U.S. Ambassador to the Lao PDR, Daniel A. Clune, visited Luang Prabang on December 6 –9, to participate in two handover ceremonies hosted by the Luang Prabang Department of Information and Culture, as well as to officially sign a new grant that will preserve the Buddhist Archives of Luang Prabang . All of these projects were funded by the U.S. State Department’s Ambassadors Fund for Cultural Preservation (AFCP).
Ambassador Clune’s first handover of the AFCP project to the Department of World Heritage Luang Prabang signaled the completion of the restoration of Wat Xieng Thong, the largest AFCP project in Laos, bringing total U.S. funding for the project to $655,400. The second handover signaled the completion of the multi-year project with the Luang Prabang National Museum, which provided funding to protect, conserve and display historic objects inside the museum.
The ceremony was attended by the Vice-Governor of Luang Prabang, HE Mr. Saysamone Khomthavong; Mr. Onchanh Souvannalit, Director of the Information, Culture and Tourism Department; and Mr. Bounkhong Khouthao, Director of the Heritage Department, and Mr. Somphone Lorvanin, Director of the Luang Prabang Museum. Representing the U.S. side was Ambassador Daniel A. Clune.
The U.S. Embassy has secured funding for AFCP projects in the Lao PDR every year since 2001. During that time, the Ambassadors Fund has supported programs to map and document standing stone sites or menhirs; build displays and trails for tourists at the Menhirs Archeological Park in Huaphan province; train local staff in restoring the murals at historic Wat Sisaket in Vientiane; create an inventory of the artifacts in Wat Ho Prakeo; preserve the artifact collections at the National Museums in Vientiane and here in Luang Prabang; document the unique cultural traditions of the Yao and Lanten people; preserve ancient palm leaf manuscripts throughout the country; and conserve and restore artifacts in Wat Visoun.
In a second ceremony at Wat Kili in Luang Prabang, Ambassador Clune and Project Director of the Buddhist Heritage Project Brian Lingham signed the 2014 AFCP grant, which will provide funding to preserve the Buddhist Archives of Luang Prabang.
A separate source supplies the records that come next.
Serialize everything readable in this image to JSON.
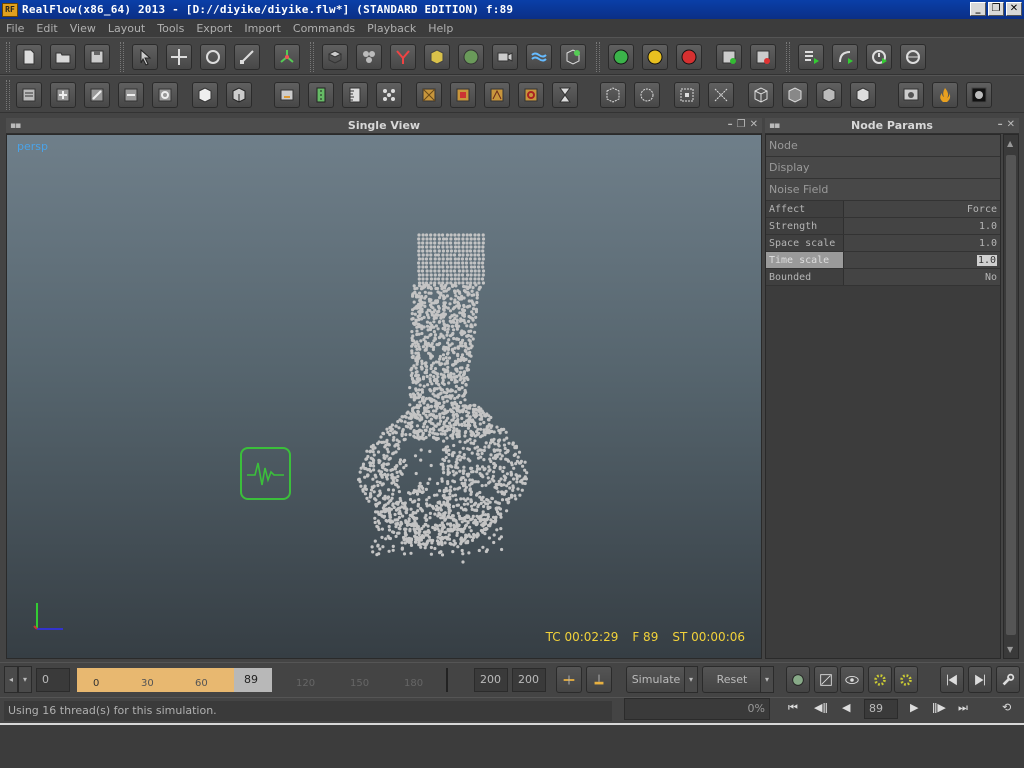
{
  "window": {
    "title": "RealFlow(x86_64) 2013 - [D://diyike/diyike.flw*] (STANDARD EDITION) f:89",
    "app_icon_text": "RF",
    "controls": [
      "_",
      "❐",
      "✕"
    ]
  },
  "menu": [
    "File",
    "Edit",
    "View",
    "Layout",
    "Tools",
    "Export",
    "Import",
    "Commands",
    "Playback",
    "Help"
  ],
  "viewport": {
    "title": "Single View",
    "camera": "persp",
    "hud": {
      "tc": "TC 00:02:29",
      "frame": "F 89",
      "st": "ST 00:00:06"
    }
  },
  "params": {
    "title": "Node Params",
    "sections": [
      "Node",
      "Display",
      "Noise Field"
    ],
    "rows": [
      {
        "name": "Affect",
        "value": "Force"
      },
      {
        "name": "Strength",
        "value": "1.0"
      },
      {
        "name": "Space scale",
        "value": "1.0"
      },
      {
        "name": "Time scale",
        "value": "1.0"
      },
      {
        "name": "Bounded",
        "value": "No"
      }
    ]
  },
  "timeline": {
    "start": "0",
    "ticks_in_range": [
      "0",
      "30",
      "60"
    ],
    "current": "89",
    "ticks_after": [
      "120",
      "150",
      "180"
    ],
    "end1": "200",
    "end2": "200",
    "simulate_label": "Simulate",
    "reset_label": "Reset"
  },
  "status": {
    "message": "Using 16 thread(s) for this simulation.",
    "progress": "0%",
    "frame": "89"
  },
  "colors": {
    "accent_hud": "#f2d23a",
    "persp_label": "#4aa3e8",
    "timeline_range": "#e8b870",
    "daemon_icon": "#3bbf3b"
  }
}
The Buddhist Archives of Luang Prabang contain collections of national importance and international interest, including: more than 35,000 historic photographs covering 120 years of photography in Luang Prabang and Laos; thousands of documents on paper coming from more than 20 monasteries and private collections; correspondence of key figures of Lao Buddhism documenting major historic events; a unique sound Archive, and important manuscripts from personal collections of key figures in Luang Prabang and Lao Buddhism.
Since its creation by the U.S. Congress in 2001, the U.S. Ambassadors Fund for Cultural Preservation (AFCP) has provided financial support to more than 800 cultural preservation projects in more than 125 countries. A total of sixteen projects have been funded in Laos, ranging from restoration of temples, to preservation of archeological sites and artifacts, to documentation of cultural traditions, to museum conservation. We are proud to have supported these important projects which will help to ensure that Laos’ rich cultural heritage is preserved for future generations.